(Data entries)
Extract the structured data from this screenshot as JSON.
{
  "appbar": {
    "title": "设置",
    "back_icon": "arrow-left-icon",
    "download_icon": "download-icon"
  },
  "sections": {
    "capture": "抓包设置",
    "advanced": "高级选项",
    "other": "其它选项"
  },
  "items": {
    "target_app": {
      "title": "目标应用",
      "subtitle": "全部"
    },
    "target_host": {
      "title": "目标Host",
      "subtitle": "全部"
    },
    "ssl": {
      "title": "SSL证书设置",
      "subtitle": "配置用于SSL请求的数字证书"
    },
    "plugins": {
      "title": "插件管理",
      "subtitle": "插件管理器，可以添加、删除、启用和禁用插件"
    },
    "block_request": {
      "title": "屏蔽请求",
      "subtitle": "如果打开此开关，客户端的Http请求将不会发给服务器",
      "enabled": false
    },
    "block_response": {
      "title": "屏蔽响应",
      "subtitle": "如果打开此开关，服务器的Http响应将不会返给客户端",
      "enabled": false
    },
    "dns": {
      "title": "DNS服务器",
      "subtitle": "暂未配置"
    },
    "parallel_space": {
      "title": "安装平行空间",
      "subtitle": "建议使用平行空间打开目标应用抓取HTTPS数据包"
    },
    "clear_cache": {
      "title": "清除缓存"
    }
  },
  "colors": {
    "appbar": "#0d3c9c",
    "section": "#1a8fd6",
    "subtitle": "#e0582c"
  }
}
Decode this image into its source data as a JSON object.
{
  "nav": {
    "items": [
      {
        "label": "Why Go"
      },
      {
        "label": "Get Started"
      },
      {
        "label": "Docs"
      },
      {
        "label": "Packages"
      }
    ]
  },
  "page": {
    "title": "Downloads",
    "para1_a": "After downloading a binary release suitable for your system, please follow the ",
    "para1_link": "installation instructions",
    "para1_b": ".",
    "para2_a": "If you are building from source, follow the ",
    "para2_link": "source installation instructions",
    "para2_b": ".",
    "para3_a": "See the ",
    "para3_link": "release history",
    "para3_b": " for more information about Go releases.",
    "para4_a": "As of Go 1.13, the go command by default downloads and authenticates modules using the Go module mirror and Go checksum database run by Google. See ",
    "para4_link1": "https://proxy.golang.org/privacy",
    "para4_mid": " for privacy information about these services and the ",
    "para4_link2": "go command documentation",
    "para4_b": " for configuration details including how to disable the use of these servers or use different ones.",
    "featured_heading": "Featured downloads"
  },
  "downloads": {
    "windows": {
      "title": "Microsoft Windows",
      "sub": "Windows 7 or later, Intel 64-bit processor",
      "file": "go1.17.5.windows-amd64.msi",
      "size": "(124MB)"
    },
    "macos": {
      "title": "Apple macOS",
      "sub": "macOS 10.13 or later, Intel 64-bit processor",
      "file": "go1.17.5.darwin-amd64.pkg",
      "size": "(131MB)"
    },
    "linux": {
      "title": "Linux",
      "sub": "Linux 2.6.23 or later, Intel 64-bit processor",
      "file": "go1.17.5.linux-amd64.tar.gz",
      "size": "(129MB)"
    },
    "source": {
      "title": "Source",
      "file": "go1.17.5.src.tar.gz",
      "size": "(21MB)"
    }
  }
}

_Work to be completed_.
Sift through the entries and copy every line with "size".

_Answer box_.
      "size": "(124MB)"
      "size": "(131MB)"
      "size": "(129MB)"
      "size": "(21MB)"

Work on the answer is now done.